1. Sort beans
2. Wash in colander.
3. Slice onions, shallots, celery and garlic.
4. Saute ingredients in butter or margarine.
5. Saute in sausage (or soy if you're like me)
6. Toss in beans.
7. Add approximately two quarts of water.
8. Stir as water boils.
9. Periodically take a spoonful, mash beans, and toss back into pot. This gives substance to the dish.
10. Season with parsley, thyme, salt, and pepper.
11. Add water as needed to soften beans.
12. This takes approximately 2 hours.
13. Boil as much rice as needed for your family.
For those of you unfamiliar with New Orleans customs, Monday is red beans and rice day in New Orleans. Traditionally, New Orleans women prepared their washing on Monday; the beans cooked slowly, allowing the ladies to concentrate on other household tasks.

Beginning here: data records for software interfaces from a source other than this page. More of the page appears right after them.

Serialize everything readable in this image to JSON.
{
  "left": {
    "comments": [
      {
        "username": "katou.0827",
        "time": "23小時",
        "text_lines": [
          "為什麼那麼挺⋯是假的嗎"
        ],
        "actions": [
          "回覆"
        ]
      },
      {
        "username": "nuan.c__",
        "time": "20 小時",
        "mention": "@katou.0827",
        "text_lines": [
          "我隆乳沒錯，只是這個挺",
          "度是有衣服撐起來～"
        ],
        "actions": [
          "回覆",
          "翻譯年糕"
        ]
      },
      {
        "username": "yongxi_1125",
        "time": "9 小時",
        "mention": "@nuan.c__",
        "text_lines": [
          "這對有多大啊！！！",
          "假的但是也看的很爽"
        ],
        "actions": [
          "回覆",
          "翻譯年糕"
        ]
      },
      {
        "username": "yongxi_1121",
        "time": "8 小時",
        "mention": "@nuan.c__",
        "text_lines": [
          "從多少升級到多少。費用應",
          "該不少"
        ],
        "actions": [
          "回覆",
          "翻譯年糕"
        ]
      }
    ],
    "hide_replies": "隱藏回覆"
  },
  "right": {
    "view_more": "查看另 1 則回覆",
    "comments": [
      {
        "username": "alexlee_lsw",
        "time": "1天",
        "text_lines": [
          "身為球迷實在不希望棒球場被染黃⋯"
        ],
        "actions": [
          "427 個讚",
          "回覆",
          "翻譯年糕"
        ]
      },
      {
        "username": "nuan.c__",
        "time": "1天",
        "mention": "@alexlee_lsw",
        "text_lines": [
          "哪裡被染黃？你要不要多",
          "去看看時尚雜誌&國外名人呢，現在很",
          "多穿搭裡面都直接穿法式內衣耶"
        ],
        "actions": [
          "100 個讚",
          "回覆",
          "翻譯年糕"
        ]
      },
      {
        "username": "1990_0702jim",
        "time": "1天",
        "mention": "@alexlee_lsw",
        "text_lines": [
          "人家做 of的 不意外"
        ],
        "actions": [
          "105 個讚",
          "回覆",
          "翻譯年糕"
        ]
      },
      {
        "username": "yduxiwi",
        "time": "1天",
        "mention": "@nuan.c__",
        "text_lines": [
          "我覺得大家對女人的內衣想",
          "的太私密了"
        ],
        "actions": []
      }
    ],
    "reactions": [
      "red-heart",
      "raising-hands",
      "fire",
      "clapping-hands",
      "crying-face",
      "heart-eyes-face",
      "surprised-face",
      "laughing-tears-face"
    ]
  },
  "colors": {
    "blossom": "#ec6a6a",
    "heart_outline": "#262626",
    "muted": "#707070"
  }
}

For me, "Monday, Red Beans Day" meant much more. The process actually begins the day before, on Sunday afternoon. I'd sit in the kitchen in our old house with my mother, watching as she sorted the beans. My mother's hands were strong with wide knuckles. She hadn't lived a swank life. Like her mother before her, she performed her own household tasks. No maid visited our household. Those hands were precious to me. They had soothed my earliest fears and held me tight after my nightmares. I hated school as a kid. With buck teeth and a chubby body, I was the subject of taunts from the brats from my Catholic grade school. My mother would comfort me, explaining that I should ignore the taunts of idiots. They were low little snobs who would get theirs one day. She told me to hold myself above the fray--always to be kind and a good sport. I'd listen to her voice, watching as her hands grasped the "good beans," tossing them into the colander. The "bad beans" went into her ashtray. She'd then rinse the beans at he sink before slicing her seasoning.
I can still see her as she spread the waxed paper and assembled the shallots, onions, and celery. Her hair was roller-filled, and she concealed them beneath a colorful scarf. She'd send one of her penetrating glances my way, asking what had happened. I'd recount the latest insult or slight. Everyone was invited to a party but I. She'd move to me and hold me tight. I'd cry because I wasn't skinny like the other kids my age, and the little bastards reminded me of it every day. She'd tell me not to worry. My mother thought I was beautiful, an other people were blind or jealous. I'd feel safe again. Someone loved me. Then, I'd help her gather the other ingredients--to be put aside for the next day.
On Monday, I'd watch my mother in the kitchen after school. This was when she'd complete the meal. She'd ask how my day had gone. of course, the day had been filled with the usual bullying and ugliness, but I'd remember my mother's words. Someone loved me. More and more, I began to stand up to bullies, and I love seeing some of these people again. I'm now thin and lithe. Most of them aren't. I still see my mother's hands and hear her voice. Red beans and rice Monday.